It was a packed news conference with desperate journalists clamouring to get in and hear Steve talking about a revolution in mobile connectivity.
No, I'm not talking about Apple's iPad event in San Francisco last month, but the Microsoft event in Barcelona; the man with the plan for your mobile future was not Steve Jobs but Steve Ballmer.
And Microsoft wasn't launching a new device - but yet another version of the Windows mobile operating system. This time, though, it's re-branded as "Windows Phone 7 Series"; Microsoft says it's "designed for life in motion" and will be both "delightful" and "fun".
So will this put Microsoft back in the smartphone game, where despite a whole series of shiny new operating systems dating right back to Pocket PC in 2000, it's failed to make much headway? The company has been going backwards over the last couple of years as Apple and Android have stolen the limelight.
Mr Ballmer left it to his younger cooler mobile vice-president Joe Belfiore to wow the crowd with all the features of the new system. He started unpromisingly: "We wanted to build a phone with the end user in mind..." Not exactly a radical approach - as a colleague put it, that's probably what Alexander Graham Bell said.
But what appeared on-screen looked clean, easy to use and attractive. The new operating system has at its heart the three must-have features of the modern mobile world - search, social, and location.
So there's a Bing button (I'm not clear whether you can customise that as a Google button) which gets you searching immediately. There's a People Hub, where you can see all your friends and their various social-networking activities. And location is built into a lot of the features, so that you can see local news, spot local services, and generally enjoy a localised web experience.
So far, so good - but also nothing that isn't being offered by the likes of Apple, Android and other state-of-the-art mobile OSes. What Microsoft is hoping is that two of its big brands - Xbox and Zune - will be the key to luring users back to a Windows phone.
Keen Xbox Live players - and there are plenty of them - will be able to play simple games on their mobiles, and every Windows Phone will from now on also be a Zune player, able to play music and video.
So Microsoft and its partners should now be able to build phones that can do everything the iPhone does in the same integrated way, while tapping into the still much larger population of Windows desktop users. But here's the hitch - there will be no devices on the market until late this year, in time for Christmas.
Over the rest of this year, the makers of other smartphone operating systems will not be hanging about twiddling their thumbs. Apps are becoming ever more important for phone users, and developers are now being invited to make applications for all manner of handsets - from the iPhone to new devices launched by Nokia and Intel under their new open-source MeeGo platform.

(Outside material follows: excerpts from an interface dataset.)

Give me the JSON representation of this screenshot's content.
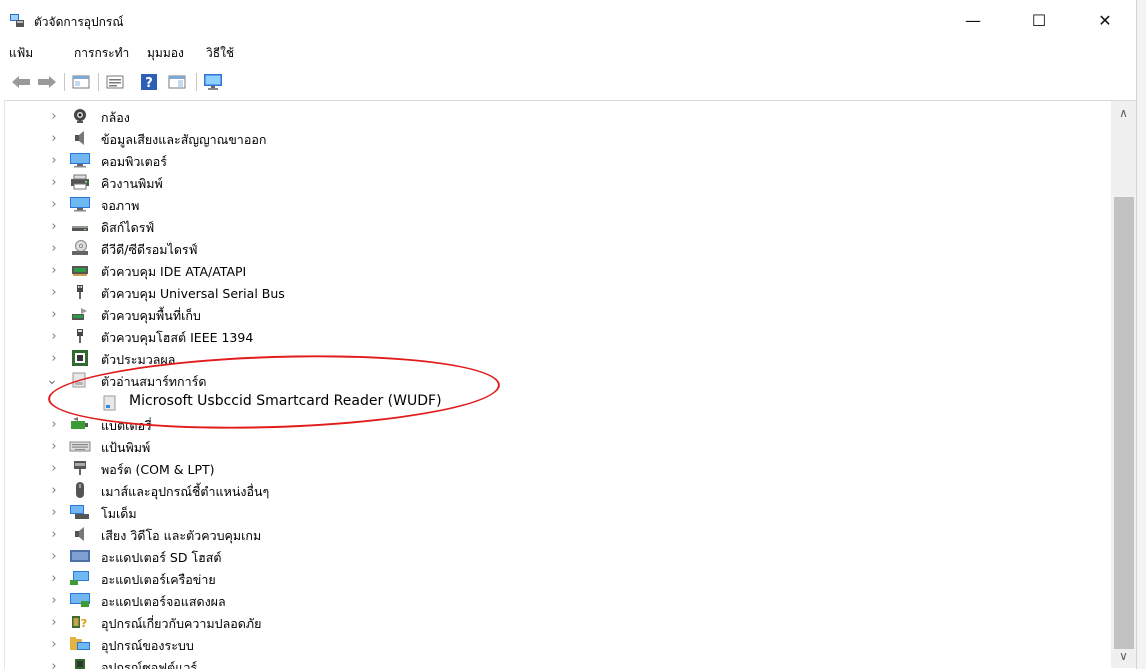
{
  "window": {
    "title": "ตัวจัดการอุปกรณ์",
    "minimize": "—",
    "maximize": "☐",
    "close": "✕"
  },
  "menu": [
    "แฟ้ม",
    "การกระทำ",
    "มุมมอง",
    "วิธีใช้"
  ],
  "toolbar": [
    {
      "name": "back-arrow-icon",
      "glyph": "⇦"
    },
    {
      "name": "forward-arrow-icon",
      "glyph": "⇨"
    },
    {
      "name": "show-hide-tree-icon",
      "glyph": ""
    },
    {
      "name": "properties-icon",
      "glyph": ""
    },
    {
      "name": "help-icon",
      "glyph": "?"
    },
    {
      "name": "action-pane-icon",
      "glyph": ""
    },
    {
      "name": "monitor-icon",
      "glyph": ""
    }
  ],
  "tree": [
    {
      "label": "กล้อง",
      "icon": "camera-icon",
      "expanded": false
    },
    {
      "label": "ข้อมูลเสียงและสัญญาณขาออก",
      "icon": "speaker-icon",
      "expanded": false
    },
    {
      "label": "คอมพิวเตอร์",
      "icon": "computer-icon",
      "expanded": false
    },
    {
      "label": "คิวงานพิมพ์",
      "icon": "print-queue-icon",
      "expanded": false
    },
    {
      "label": "จอภาพ",
      "icon": "monitor-icon",
      "expanded": false
    },
    {
      "label": "ดิสก์ไดรฟ์",
      "icon": "disk-drive-icon",
      "expanded": false
    },
    {
      "label": "ดีวีดี/ซีดีรอมไดรฟ์",
      "icon": "dvd-drive-icon",
      "expanded": false
    },
    {
      "label": "ตัวควบคุม IDE ATA/ATAPI",
      "icon": "ide-controller-icon",
      "expanded": false
    },
    {
      "label": "ตัวควบคุม Universal Serial Bus",
      "icon": "usb-icon",
      "expanded": false
    },
    {
      "label": "ตัวควบคุมพื้นที่เก็บ",
      "icon": "storage-controller-icon",
      "expanded": false
    },
    {
      "label": "ตัวควบคุมโฮสต์ IEEE 1394",
      "icon": "ieee1394-icon",
      "expanded": false
    },
    {
      "label": "ตัวประมวลผล",
      "icon": "processor-icon",
      "expanded": false
    },
    {
      "label": "ตัวอ่านสมาร์ทการ์ด",
      "icon": "smartcard-reader-icon",
      "expanded": true,
      "children": [
        {
          "label": "Microsoft Usbccid Smartcard Reader (WUDF)",
          "icon": "smartcard-device-icon"
        }
      ]
    },
    {
      "label": "แบตเตอรี่",
      "icon": "battery-icon",
      "expanded": false
    },
    {
      "label": "แป้นพิมพ์",
      "icon": "keyboard-icon",
      "expanded": false
    },
    {
      "label": "พอร์ต (COM & LPT)",
      "icon": "port-icon",
      "expanded": false
    },
    {
      "label": "เมาส์และอุปกรณ์ชี้ตำแหน่งอื่นๆ",
      "icon": "mouse-icon",
      "expanded": false
    },
    {
      "label": "โมเด็ม",
      "icon": "modem-icon",
      "expanded": false
    },
    {
      "label": "เสียง วิดีโอ และตัวควบคุมเกม",
      "icon": "sound-video-icon",
      "expanded": false
    },
    {
      "label": "อะแดปเตอร์ SD โฮสต์",
      "icon": "sd-host-icon",
      "expanded": false
    },
    {
      "label": "อะแดปเตอร์เครือข่าย",
      "icon": "network-adapter-icon",
      "expanded": false
    },
    {
      "label": "อะแดปเตอร์จอแสดงผล",
      "icon": "display-adapter-icon",
      "expanded": false
    },
    {
      "label": "อุปกรณ์เกี่ยวกับความปลอดภัย",
      "icon": "security-device-icon",
      "expanded": false
    },
    {
      "label": "อุปกรณ์ของระบบ",
      "icon": "system-device-icon",
      "expanded": false
    },
    {
      "label": "อุปกรณ์ซอฟต์แวร์",
      "icon": "software-device-icon",
      "expanded": false
    }
  ],
  "colors": {
    "annotation": "#e21b1b",
    "accent": "#2a78d6"
  }
}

Will they be devoting a lot of time to building for Windows Phone 7 when there will be quicker ways to reach an audience?

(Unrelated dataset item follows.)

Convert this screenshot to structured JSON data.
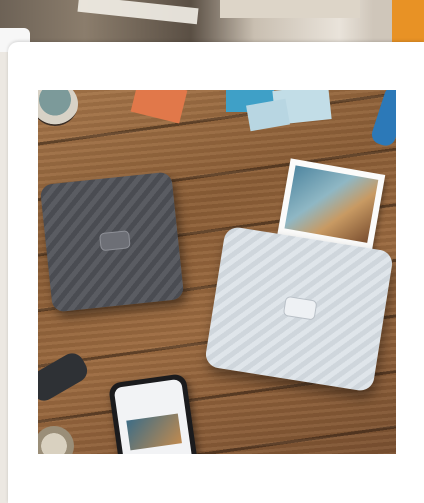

Microsoft has caught up with its smartphone rivals - but in nine months' time, those rivals may have sprinted off into the distance again.